The occipitofrontal circumference: Reliable prediction of the intracranial volume in children with syndromic and complex craniosynostosis
Object: Patients with syndromic and complex craniosynostosis are characterized by the premature fusion of one or more cranial sutures. These patients are at risk for developing elevated intracranial pressure (ICP). There are several factors known to contribute to elevated ICP in these patients, including craniocerebral disproportion, hydrocephalus, venous hypertension, and obstructive sleep apnea. However, the causal mechanism is unknown, and patients develop elevated ICP even after skull surgery. In clinical practice, the occipitofrontal circumference (OFC) is used as an indirect measure for intracranial volume (ICV), to evaluate skull growth. However, it remains unknown whether OFC is a reliable predictor of ICV in patients with a severe skull deformity. Therefore, in this study the authors evaluated the relation between ICV and OFC. Methods: Eighty-four CT scans obtained in 69 patients with syndromic and complex craniosynostosis treated at the Erasmus University Medical Center-Sophia Children's Hospital were included. The ICV was calculated based on CT scans by using autosegmentation with an HU threshold < 150. The OFC was collected from electronic patient files. The CT scans and OFC measurements were matched based on a maximum amount of the time that was allowed between these examinations, which was dependent on age. A Pearson correlation coefficient was calculated to evaluate the correlations between OFC and ICV. The predictive value of OFC, age, and sex on ICV was then further evaluated using a univariate linear mixed model. The significant factors in the univariate analysis were subsequently entered in a multivariate mixed model. Results: The correlations found between OFC and ICV were r = 0.908 for the total group (p < 0.001), r = 0.981 for Apert (p < 0.001), r = 0.867 for Crouzon-Pfeiffer (p < 0.001), r = 0.989 for Muenke (p < 0.001), r = 0.858 for Saethre- Chotzen syndrome (p = 0.001), and r = 0.917 for complex craniosynostosis (p < 0.001). Age and OFC were significant predictors of ICV in the univariate linear mixed model (p < 0.001 for both factors). The OFC was the only predictor that remained significant in the multivariate analysis (p < 0.001). Conclusions: The OFC is a significant predictor of ICV in patients with syndromic and complex craniosynostosis. Therefore, measuring the OFC during clinical practice is very useful in determining which patients are at risk for impaired skull growth.
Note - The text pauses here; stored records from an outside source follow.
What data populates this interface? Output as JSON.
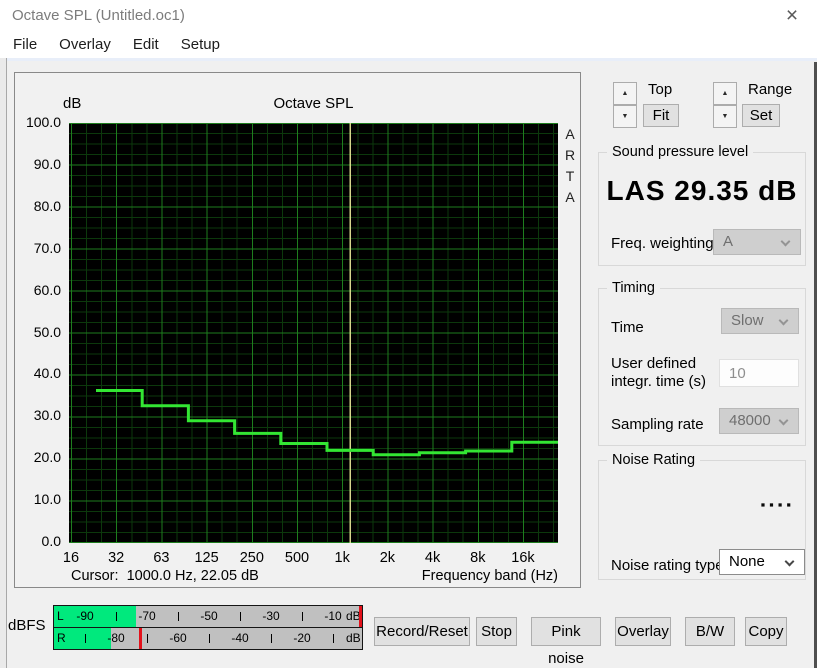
{
  "window": {
    "title": "Octave SPL (Untitled.oc1)",
    "close_glyph": "×"
  },
  "menu": {
    "items": [
      "File",
      "Overlay",
      "Edit",
      "Setup"
    ]
  },
  "chart_data": {
    "type": "step",
    "title": "Octave SPL",
    "ylabel": "dB",
    "xlabel": "Frequency band (Hz)",
    "ylim": [
      0,
      100
    ],
    "ytick_step": 10,
    "grid": "on",
    "categories": [
      "16",
      "32",
      "63",
      "125",
      "250",
      "500",
      "1k",
      "2k",
      "4k",
      "8k",
      "16k"
    ],
    "values": [
      null,
      36.3,
      32.7,
      29.1,
      26.1,
      23.7,
      22.05,
      21.0,
      21.5,
      21.9,
      24.0
    ],
    "cursor": {
      "readout": "Cursor:  1000.0 Hz, 22.05 dB",
      "freq_hz": 1000.0,
      "value_db": 22.05,
      "band_index": 6
    },
    "watermark": "ARTA",
    "colors": {
      "plot_bg": "#000000",
      "grid_minor": "#0c380c",
      "grid_major": "#1e7d1e",
      "curve": "#33e633",
      "cursor_line": "#d6d68c"
    }
  },
  "side_panel": {
    "top_label": "Top",
    "fit_button": "Fit",
    "range_label": "Range",
    "set_button": "Set",
    "spin_up": "▲",
    "spin_down": "▼",
    "spl_group": {
      "title": "Sound pressure level",
      "value": "LAS 29.35 dB",
      "freq_weighting_label": "Freq. weighting",
      "freq_weighting_value": "A"
    },
    "timing_group": {
      "title": "Timing",
      "time_label": "Time",
      "time_value": "Slow",
      "integr_label_line1": "User defined",
      "integr_label_line2": "integr. time (s)",
      "integr_value": "10",
      "sampling_label": "Sampling rate",
      "sampling_value": "48000"
    },
    "noise_group": {
      "title": "Noise Rating",
      "value_dots": "▪▪▪▪",
      "type_label": "Noise rating type",
      "type_value": "None"
    }
  },
  "meter": {
    "label": "dBFS",
    "unit": "dB",
    "range_db": [
      -100,
      0
    ],
    "colors": {
      "bar": "#00e97d",
      "bg": "#c0c0c0",
      "peak": "#e3111b"
    },
    "rows": [
      {
        "channel": "L",
        "bar_db": -73.5,
        "peak_db": -1.5,
        "labels": [
          -90,
          -70,
          -50,
          -30,
          -10
        ],
        "ticks": [
          -80,
          -60,
          -40,
          -20
        ]
      },
      {
        "channel": "R",
        "bar_db": -81.5,
        "peak_db": -72.5,
        "labels": [
          -80,
          -60,
          -40,
          -20
        ],
        "ticks": [
          -90,
          -70,
          -50,
          -30,
          -10
        ]
      }
    ]
  },
  "buttons": [
    "Record/Reset",
    "Stop",
    "Pink noise",
    "Overlay",
    "B/W",
    "Copy"
  ]
}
|Keywords||Intracranial volume, Occipitofrontal circumference, Syndromic craniosynostosis|
|Persistent URL||dx.doi.org/10.3171/2015.2.FOCUS14846, hdl.handle.net/1765/81023|
Rijken, B.F.M, den Ottelander, B.K, van Veelen-Vincent, M.L.C, Leguin, M, & Mathijssen, I.M.J. (2015). The occipitofrontal circumference: Reliable prediction of the intracranial volume in children with syndromic and complex craniosynostosis. Neurosurgical Focus, 38(5). doi:10.3171/2015.2.FOCUS14846